A land tax is appealing is that there is a fixed amount of land in New Zealand. As a result, if you tax land the price of land will fall, but the amount of land being used will not change. In contrast, a tax on labour income will lead to some people working less, and a tax on capital will lead to lower levels of investment in New Zealand. This attribute of a land tax means that it is more “efficient” than other taxes, implying that for any given amount of revenue the government wants to raise this tax will do it for a lower cost to the rest of us.So it is efficient. And economists love efficiency! But is it fair? There are two main questions with regard to fairness, or claims Matt: 1) How can we justify taxing people based on the land that they own? and 2) Is taxing people who own land instead of income fair?
With regard to the first question, there are a few basic government powers that limit the land owners right to absolute control of their land – and one of those is taxation.

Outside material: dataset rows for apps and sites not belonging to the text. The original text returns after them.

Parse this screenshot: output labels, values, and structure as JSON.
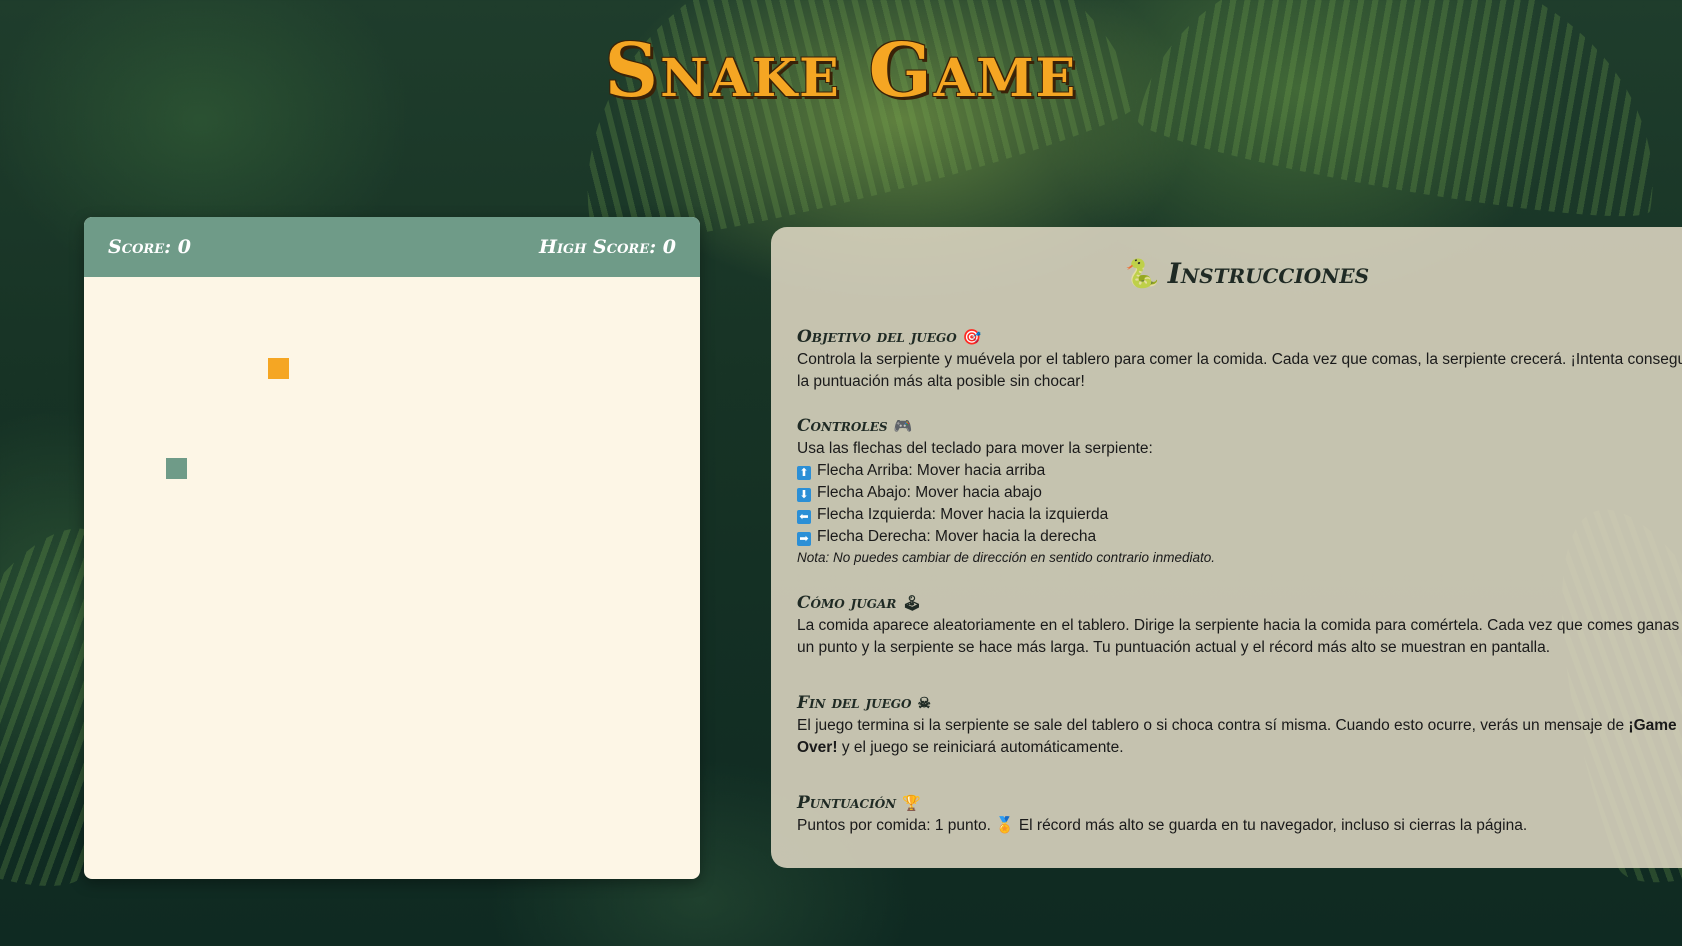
{
  "page": {
    "title": "Snake Game"
  },
  "game": {
    "score_label": "Score: 0",
    "high_score_label": "High Score: 0"
  },
  "instructions": {
    "title": "Instrucciones",
    "title_icon": "🐍",
    "sections": [
      {
        "heading": "Objetivo del juego",
        "emoji": "🎯",
        "text": "Controla la serpiente y muévela por el tablero para comer la comida. Cada vez que comas, la serpiente crecerá. ¡Intenta conseguir la puntuación más alta posible sin chocar!"
      },
      {
        "heading": "Controles",
        "emoji": "🎮",
        "intro": "Usa las flechas del teclado para mover la serpiente:",
        "keys": [
          {
            "arrow": "⬆",
            "text": "Flecha Arriba: Mover hacia arriba"
          },
          {
            "arrow": "⬇",
            "text": "Flecha Abajo: Mover hacia abajo"
          },
          {
            "arrow": "⬅",
            "text": "Flecha Izquierda: Mover hacia la izquierda"
          },
          {
            "arrow": "➡",
            "text": "Flecha Derecha: Mover hacia la derecha"
          }
        ],
        "note": "Nota: No puedes cambiar de dirección en sentido contrario inmediato."
      },
      {
        "heading": "Cómo jugar",
        "emoji": "🕹",
        "text": "La comida aparece aleatoriamente en el tablero. Dirige la serpiente hacia la comida para comértela. Cada vez que comes ganas un punto y la serpiente se hace más larga. Tu puntuación actual y el récord más alto se muestran en pantalla."
      },
      {
        "heading": "Fin del juego",
        "emoji": "☠",
        "text_before": "El juego termina si la serpiente se sale del tablero o si choca contra sí misma. Cuando esto ocurre, verás un mensaje de",
        "text_bold": "¡Game Over!",
        "text_after": "y el juego se reiniciará automáticamente."
      },
      {
        "heading": "Puntuación",
        "emoji": "🏆",
        "text_before": "Puntos por comida: 1 punto.",
        "medal": "🏅",
        "text_after": "El récord más alto se guarda en tu navegador, incluso si cierras la página."
      }
    ]
  },
  "colors": {
    "title": "#f5a623",
    "score_bar": "#6f9b88",
    "board": "#fdf6e6",
    "food": "#f5a623",
    "snake": "#6f9b88",
    "instructions_bg": "#ded7c3"
  }
}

I would argue that this is akin to stating that society owns land while individuals that hold the land title are in effect given rent-free permanent leases and the right to use the land within certain conditions.Hopefully next week Matt will argue for a poll tax, which is also efficient!
The concept of permanent lease allows for clear property rights so that people have certainty when using the land for their own purposes, such as erecting or renovating buildings, growing crops, or farming animals. But it should also allow for the government to charge rent on the land on behalf of society, which in essence what a land tax would be.
Although this justification for a land tax appears a bit strange at first, it is in fact no different to one of the common justifications for income tax. Society helps individuals to develop their skills and ability to earn income by providing public hospitals, schools, and other infrastructure. A tax on individual labour income can in turn be seen as payment for these services and for the opportunity to develop skills and ultimately earn a greater income. If we accept this justification for income taxes, it would seem reasonable to also apply it to land taxes.
But is it fair to shift the burden of taxation from income to land?
There are winners and losers from any change in tax policy. If we were to introduce a land tax and reduce income taxes, people who hold a significant amount of land would lose out, while young people with their working lives ahead of them would gain. Furthermore, individuals that own land but have variable income year-to-year may suffer from cash-flow issues under a land tax. Finally, following a drop in land prices, financial institutions exposed to lending on land would also suffer loses.
However, changes in wealth as a result of the imposition of a land tax will only happen once. As a result, it would be possible for the government to compensate the immediate losers of the changes through lump-sum payments if it deems the adjustment to the new tax unfair.
For example, if we believe that a land-tax really hurts people who have retired but own their land freehold government could send them a one-off payment to make up for this.
By doing this society gets the gains of a land tax in terms of efficiency without hurting the worst off in society.